Sunday, March 8, 2009

Welcoming in Autumn

I love Autumn and Spring here in Australia., they are my favourite seasons weather wise. The only down side is that we don't have the gorgeous colour of the deciduous trees because it just isn't cold enough here.
To celebrate Autumn, I have changed the quilt on my lounge wall. This is Indian wedding ring from a Karen Stone pattern and is my first paper foundation piecing project made in 1997 for a guild challenge. I won first prize for it. It's machine quilted in that nylon thread which I wouldn't use again.

Friday, March 6, 2009

This is Elspeth

Isn't she a hoot! Elspeth and her dog sit on the treadle I have in my sewing room. My DH bought her for me a few years back on a trip to New Zealand. She was made by Doll artist, Jill Maas. You can click on the photo for more detail. She's such a lady with her accessories and her stockings. She looks so much like a woman I worked with, the resemblance is uncanny. She always makes me smile, unlike the woman I worked with!
I spent quite a lot of time working out how I was going to go about piecing the small blocks for that quilt I showed last post. As you can see I got there in the end after trying three different ways.

I switched the red to a lighter one which looks much better than the red on the section on the right. It was just too dark.
I need to draft the large compass again, I'm not happy with it, it's just not accurate enough for me. After I make a large compass, I can put the project on hold to attend to a few other things that are calling my name.

Wednesday, March 4, 2009

I've been productive

If you read my blog, you'd be aware that I have a love of red and green quilts and that I have a goal of producing a series of them.
I am waiting for a chrome yellow to join this group of fabrics I got in the mail today. The background is a really beautiful quality quilters muslin called Emma Louise in vanilla.
Out came the drafting tools, the set is my husband's from high school that he gave me. As you can see this one is going to be pieced not appliqued.
And TAH DAH.. here it is. The picture is out of The Ultimate Quilting Book by Maggie McCormick Gordon that I got for Christmas.
The challenge for me is in working out how to go about setting these compasses because as you see it's not a block format and the large compasses are offset. I'm not sure yet how big this will be, to do it as in the picture or to go a 3x3 setting. This photo shows the quilt on it's side so it's actually a rectangular one. No sizes given in the book.
And yes it's another long term project but I really don't care about numbers of quilts produced, I care more about doing whatever I want.
Here's an in progress shot of the vine quilt just so you know I am moving on it.

Monday, March 2, 2009

spoon quilting

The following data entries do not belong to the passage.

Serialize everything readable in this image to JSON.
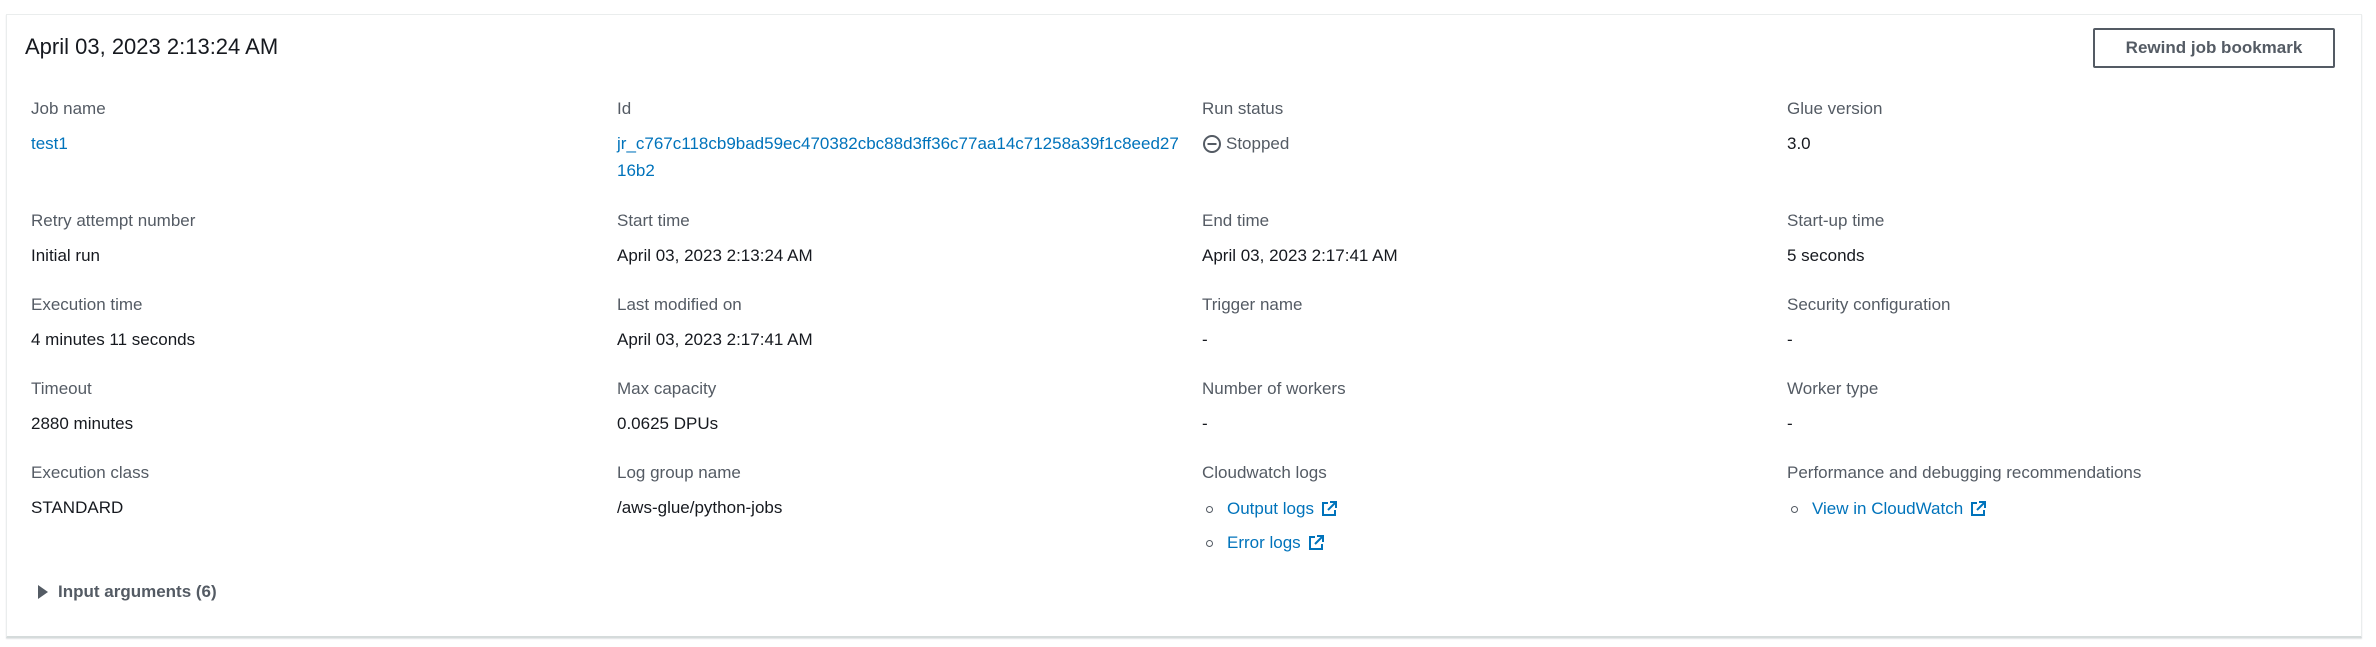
{
  "header": {
    "title": "April 03, 2023 2:13:24 AM",
    "rewind_button": "Rewind job bookmark"
  },
  "fields": {
    "job_name": {
      "label": "Job name",
      "value": "test1"
    },
    "id": {
      "label": "Id",
      "value": "jr_c767c118cb9bad59ec470382cbc88d3ff36c77aa14c71258a39f1c8eed2716b2"
    },
    "run_status": {
      "label": "Run status",
      "value": "Stopped",
      "icon": "stopped-status-icon"
    },
    "glue_version": {
      "label": "Glue version",
      "value": "3.0"
    },
    "retry_attempt": {
      "label": "Retry attempt number",
      "value": "Initial run"
    },
    "start_time": {
      "label": "Start time",
      "value": "April 03, 2023 2:13:24 AM"
    },
    "end_time": {
      "label": "End time",
      "value": "April 03, 2023 2:17:41 AM"
    },
    "startup_time": {
      "label": "Start-up time",
      "value": "5 seconds"
    },
    "execution_time": {
      "label": "Execution time",
      "value": "4 minutes 11 seconds"
    },
    "last_modified": {
      "label": "Last modified on",
      "value": "April 03, 2023 2:17:41 AM"
    },
    "trigger_name": {
      "label": "Trigger name",
      "value": "-"
    },
    "security_config": {
      "label": "Security configuration",
      "value": "-"
    },
    "timeout": {
      "label": "Timeout",
      "value": "2880 minutes"
    },
    "max_capacity": {
      "label": "Max capacity",
      "value": "0.0625 DPUs"
    },
    "num_workers": {
      "label": "Number of workers",
      "value": "-"
    },
    "worker_type": {
      "label": "Worker type",
      "value": "-"
    },
    "execution_class": {
      "label": "Execution class",
      "value": "STANDARD"
    },
    "log_group": {
      "label": "Log group name",
      "value": "/aws-glue/python-jobs"
    },
    "cloudwatch_logs": {
      "label": "Cloudwatch logs",
      "links": [
        {
          "label": "Output logs",
          "icon": "external-link-icon"
        },
        {
          "label": "Error logs",
          "icon": "external-link-icon"
        }
      ]
    },
    "perf_debug": {
      "label": "Performance and debugging recommendations",
      "links": [
        {
          "label": "View in CloudWatch",
          "icon": "external-link-icon"
        }
      ]
    }
  },
  "input_arguments": {
    "label": "Input arguments (6)",
    "expanded": false
  },
  "colors": {
    "link": "#0073bb",
    "label": "#545b64",
    "text": "#16191f"
  }
}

There's been some interest and curiosity expressed in my using TJ's quick quilter to spoon quilt so I thought I'd try and explain a few things about it here. I don't consider myself an expert by any means but I can tell you how I manage it.
This is how I hold the spoon underneath the quilt sandwich which is not taught in the hoop.The purpose of the spoon is to create a ridge for the needle to glance off.
Here you see it being pushed up in front of the needle to create that ridge. The spoon is moved back towards the needle. The tip of the needle hits the spoon, you can feel it.
The needle is balanced back as in rocker quilting to push the needle forward off the ridge of the spoon. Once the needle comes through to the front, the spoon is relaxed and moving forward in the same moment to put the needle back into the quilt sandwich. The spoon is again moved back and up to create the ridge again.
Essentially, the spoon moves forwards and back, forwards and back while rocker quilting. The spoon is the substitute for the index finger underneath. There is a rhythm to it and like anything I guess it's practice. It didn't take me too long because I was already using a substitute for my finger underneath. All these photos are able to be clicked on for the close ups.
Jinny Beyer has some information here as well.